‘Are Chinese Trade Flows Different?’

The answer is no, and yes.

From the paper by that title, coauthored with Yin-Wong Cheung (UCSC, CUHK) and Xingwang Qian (SUNY Buffalo State). (This is a revision of the paper discussed here.) For the “no” part:

We find that Chinese trade flows respond to economic activity and relative prices — as represented by a trade weighted exchange rate — but the relationships are not always precisely or robustly estimated. Chinese exports are generally well-behaved, rising with foreign GDP and decreasing as the Chinese renminbi (RMB) appreciates….

For the “yes” part, or “kind of”:

…However, the estimated income elasticity is sensitive to the treatment of time trends. Estimates of aggregate imports are more problematic. In many cases, Chinese aggregate imports actually rise in response to a RMB depreciation and decline with Chinese GDP. This is true even after accounting for the fact a substantial share of imports are subsequently incorporated into Chinese exports. We find that some of these counter-intuitive results are mitigated when we disaggregate the trade flows by customs type, commodity type, and the type of firm undertaking the transactions. However, for imports, we only obtain more reasonable estimates of elasticities when we allow for different import intensities for different components of aggregate demand (specifically, consumption versus investment), or when we include a relative productivity variable.

The importance of the question’s answer is clear, given this graph (familiar to Econbrowser readers):

Figure 1: Log trade weighted real value of Chinese yuan, 2005=0 (blue left axis), and annualized Chinese trade surplus (red line, right axis), and 12 month moving average (dark red, right axis), in bn. USD. Source: IMF, International Financial Statistics.

There are numerous results reported in the paper (ten main tables, ten appendix tables), too many to discuss in detail. However, two points with respect to imports are noteworthy. The first is the changing composition of types of firms undertaking these international transactions — changing composition implies changing aggregate price elasticities (if price sensitivities vary over firm types).

The second is that the addition of a productivity variable does wonders for the estimates. Again from the paper:

Finally, we include relative productivity as an additional regressor, following Aziz and Li (2008). The motivation is that the CPI deflated real exchange rate does not fully reflect the price of Chinese tradable output, as it includes a large nontradable components (Chinn, 2006). The proxy variable is Chinese GDP per capita relative to US output per man hour in the nonfarm business sector. We present the results of these augmented regressions over the post-WTO accession sample in Table 10.

The inclusion of the relative productivity variable yields substantially improved results. The exchange rate now has the correct sign for all aggregates and components of imports, and is statistically significant in most cases but one.
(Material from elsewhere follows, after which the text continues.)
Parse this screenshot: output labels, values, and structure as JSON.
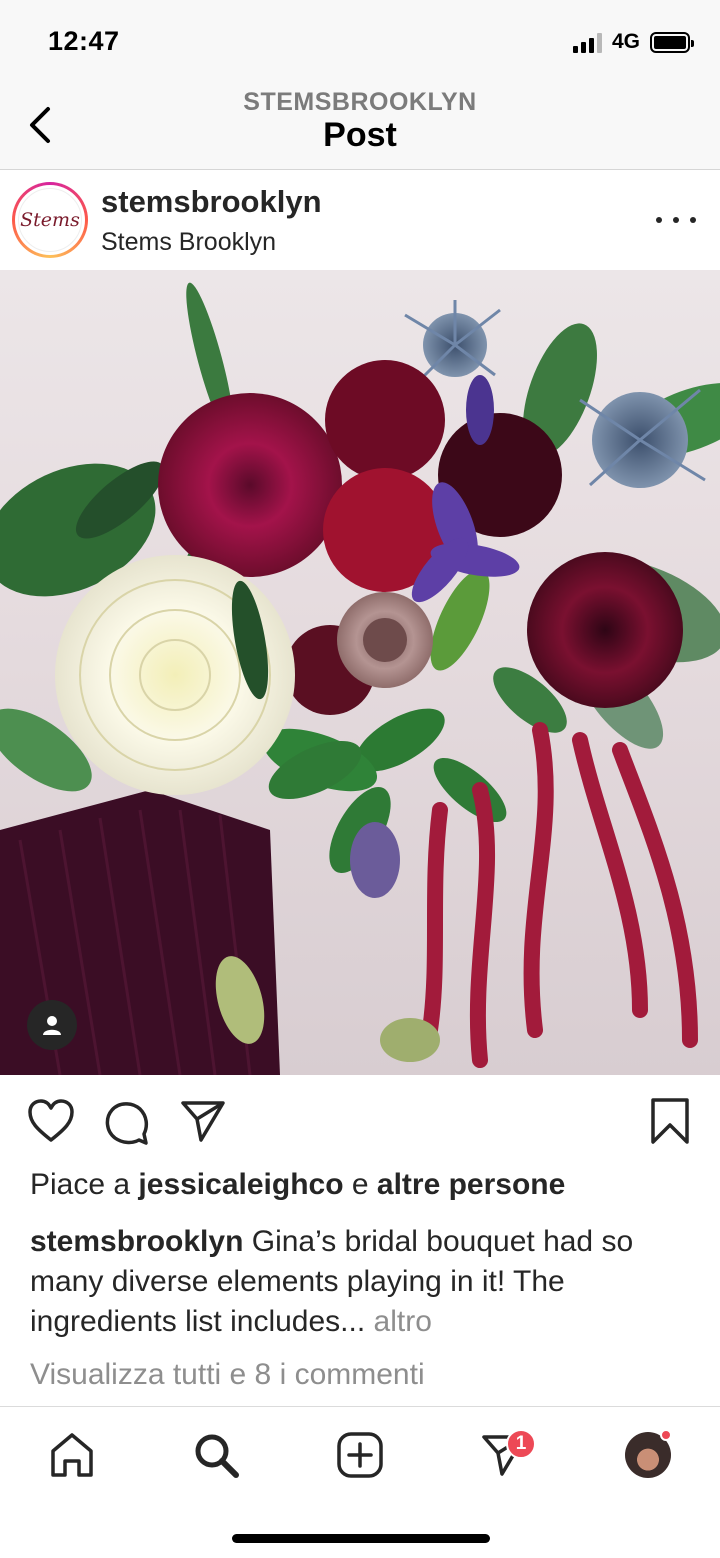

Higher Chinese relative productivity decreases imports as well, which makes sense, as higher productivity is consistent with greater competitiveness. In some sense, the competitiveness variable explains even more of Chinese import behavior than the conventional variables, as the associated coefficient is significant in all cases but one.

Why this is so is explained in this paper, as well as [1] [2]. Recall, competitiveness is best measured as:

rulc = e + ulc – ulc*

where rulc is the unit labor cost deflated log value of the currency, e is the log nominal value of the currency, and ulc is the log unit labor cost, log(W/Z). W is wage per person-hour, and Z is output per person-hour.

We don’t typically observe rulc for developing countries (and even when we do in China, we do it with substantial error — see here. Rather we have:

r = e + p – p*

Where p is the log CPI, which includes lots of nontraded goods not directly relevant to international competitiveness. Including Z directly in the regression can in principle help control for the use of the “wrong” real exchange rate.

Short Run Dynamics

In the paper, we use dynamic OLS to estimate the long run (in a statistical sense) elasticities. However, we are interested in seeing how trade flows react quarter by quarter. Assuming the series are I(1), estimation of an error correction specificaiton can under the appropriate conditions uncover the short run dynamics (see here for an example, as well as a previous application to Chinese exports [3]).

Using a parsimonious specification for imports (which is the problematic series), including income, the real CNY, a dummy for the recession, and the China-US productivity differential, one obtains the expected signs. In addition, I find that about half the disequilibrium is closed in a quarter (ignoring other dynamics, the half life of a deviation is about a quarter).

Concluding Thoughts

The estimates we obtain are imprecise, and are sensitive to the treatment of trends, at least where income elasticities are concerned. But whereas many other researchers have obtained perverse price elasticities for imports, we have had more success. In my mind, then, these results confirm that exchange rate changes can have an impact on Chinese trade flows, a conclusion that would not be apparent if one merely looked at bivariate relationships.

This post originally appeared at Econbrowser and is posted with permission.